#### Material for this task:
┌──

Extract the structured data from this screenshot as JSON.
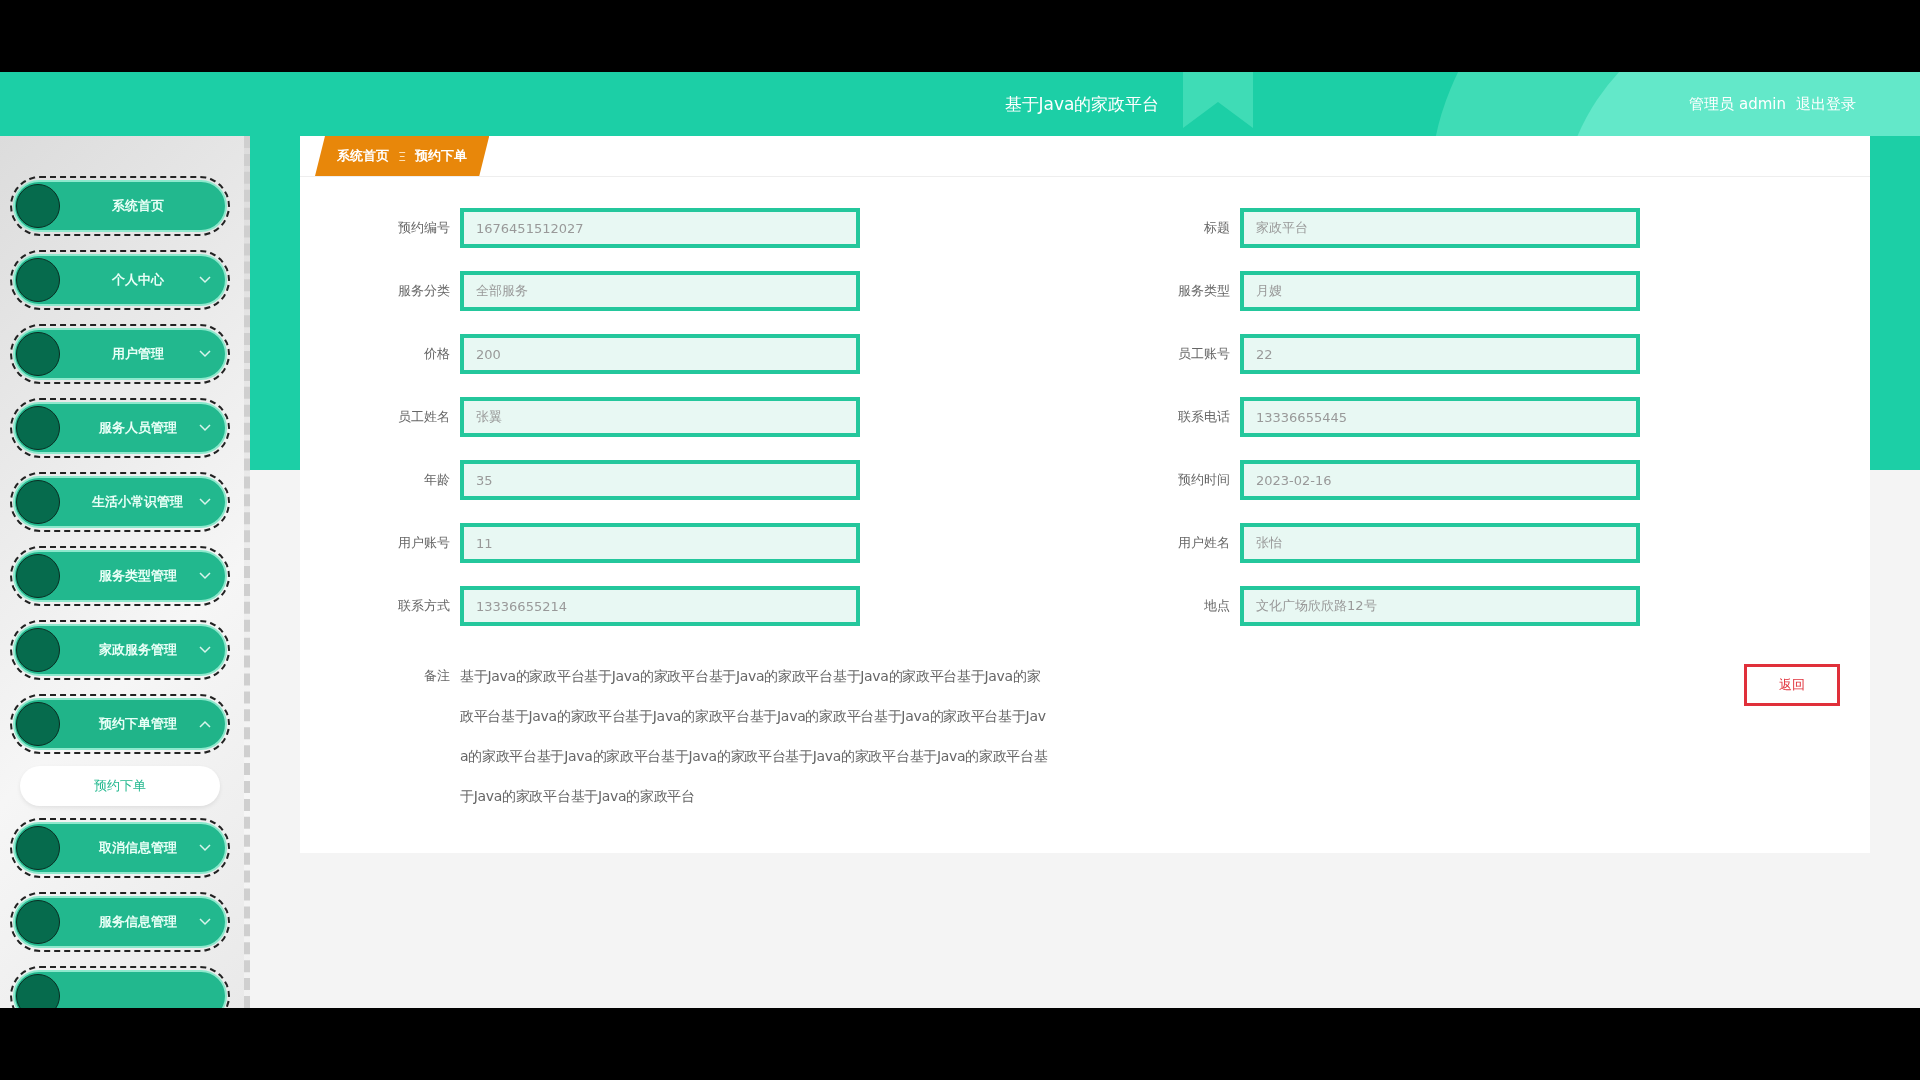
{
  "header": {
    "title": "基于Java的家政平台",
    "user": "管理员 admin",
    "logout": "退出登录"
  },
  "sidebar": {
    "items": [
      {
        "label": "系统首页",
        "kind": "link"
      },
      {
        "label": "个人中心",
        "kind": "group",
        "expanded": false
      },
      {
        "label": "用户管理",
        "kind": "group",
        "expanded": false
      },
      {
        "label": "服务人员管理",
        "kind": "group",
        "expanded": false
      },
      {
        "label": "生活小常识管理",
        "kind": "group",
        "expanded": false
      },
      {
        "label": "服务类型管理",
        "kind": "group",
        "expanded": false
      },
      {
        "label": "家政服务管理",
        "kind": "group",
        "expanded": false
      },
      {
        "label": "预约下单管理",
        "kind": "group",
        "expanded": true,
        "children": [
          {
            "label": "预约下单",
            "selected": true
          }
        ]
      },
      {
        "label": "取消信息管理",
        "kind": "group",
        "expanded": false
      },
      {
        "label": "服务信息管理",
        "kind": "group",
        "expanded": false
      }
    ]
  },
  "breadcrumb": {
    "items": [
      "系统首页",
      "预约下单"
    ],
    "separator": "Ξ"
  },
  "form": {
    "fields": [
      {
        "label": "预约编号",
        "value": "1676451512027"
      },
      {
        "label": "标题",
        "value": "家政平台"
      },
      {
        "label": "服务分类",
        "value": "全部服务"
      },
      {
        "label": "服务类型",
        "value": "月嫂"
      },
      {
        "label": "价格",
        "value": "200"
      },
      {
        "label": "员工账号",
        "value": "22"
      },
      {
        "label": "员工姓名",
        "value": "张翼"
      },
      {
        "label": "联系电话",
        "value": "13336655445"
      },
      {
        "label": "年龄",
        "value": "35"
      },
      {
        "label": "预约时间",
        "value": "2023-02-16"
      },
      {
        "label": "用户账号",
        "value": "11"
      },
      {
        "label": "用户姓名",
        "value": "张怡"
      },
      {
        "label": "联系方式",
        "value": "13336655214"
      },
      {
        "label": "地点",
        "value": "文化广场欣欣路12号"
      }
    ],
    "remark": {
      "label": "备注",
      "text": "基于Java的家政平台基于Java的家政平台基于Java的家政平台基于Java的家政平台基于Java的家政平台基于Java的家政平台基于Java的家政平台基于Java的家政平台基于Java的家政平台基于Java的家政平台基于Java的家政平台基于Java的家政平台基于Java的家政平台基于Java的家政平台基于Java的家政平台基于Java的家政平台"
    },
    "back_button": "返回"
  }
}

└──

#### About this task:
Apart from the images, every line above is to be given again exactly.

#### Response to the exercise:
Extract the structured data from this screenshot as JSON.
{
  "header": {
    "title": "基于Java的家政平台",
    "user": "管理员 admin",
    "logout": "退出登录"
  },
  "sidebar": {
    "items": [
      {
        "label": "系统首页",
        "kind": "link"
      },
      {
        "label": "个人中心",
        "kind": "group",
        "expanded": false
      },
      {
        "label": "用户管理",
        "kind": "group",
        "expanded": false
      },
      {
        "label": "服务人员管理",
        "kind": "group",
        "expanded": false
      },
      {
        "label": "生活小常识管理",
        "kind": "group",
        "expanded": false
      },
      {
        "label": "服务类型管理",
        "kind": "group",
        "expanded": false
      },
      {
        "label": "家政服务管理",
        "kind": "group",
        "expanded": false
      },
      {
        "label": "预约下单管理",
        "kind": "group",
        "expanded": true,
        "children": [
          {
            "label": "预约下单",
            "selected": true
          }
        ]
      },
      {
        "label": "取消信息管理",
        "kind": "group",
        "expanded": false
      },
      {
        "label": "服务信息管理",
        "kind": "group",
        "expanded": false
      }
    ]
  },
  "breadcrumb": {
    "items": [
      "系统首页",
      "预约下单"
    ],
    "separator": "Ξ"
  },
  "form": {
    "fields": [
      {
        "label": "预约编号",
        "value": "1676451512027"
      },
      {
        "label": "标题",
        "value": "家政平台"
      },
      {
        "label": "服务分类",
        "value": "全部服务"
      },
      {
        "label": "服务类型",
        "value": "月嫂"
      },
      {
        "label": "价格",
        "value": "200"
      },
      {
        "label": "员工账号",
        "value": "22"
      },
      {
        "label": "员工姓名",
        "value": "张翼"
      },
      {
        "label": "联系电话",
        "value": "13336655445"
      },
      {
        "label": "年龄",
        "value": "35"
      },
      {
        "label": "预约时间",
        "value": "2023-02-16"
      },
      {
        "label": "用户账号",
        "value": "11"
      },
      {
        "label": "用户姓名",
        "value": "张怡"
      },
      {
        "label": "联系方式",
        "value": "13336655214"
      },
      {
        "label": "地点",
        "value": "文化广场欣欣路12号"
      }
    ],
    "remark": {
      "label": "备注",
      "text": "基于Java的家政平台基于Java的家政平台基于Java的家政平台基于Java的家政平台基于Java的家政平台基于Java的家政平台基于Java的家政平台基于Java的家政平台基于Java的家政平台基于Java的家政平台基于Java的家政平台基于Java的家政平台基于Java的家政平台基于Java的家政平台基于Java的家政平台基于Java的家政平台"
    },
    "back_button": "返回"
  }
}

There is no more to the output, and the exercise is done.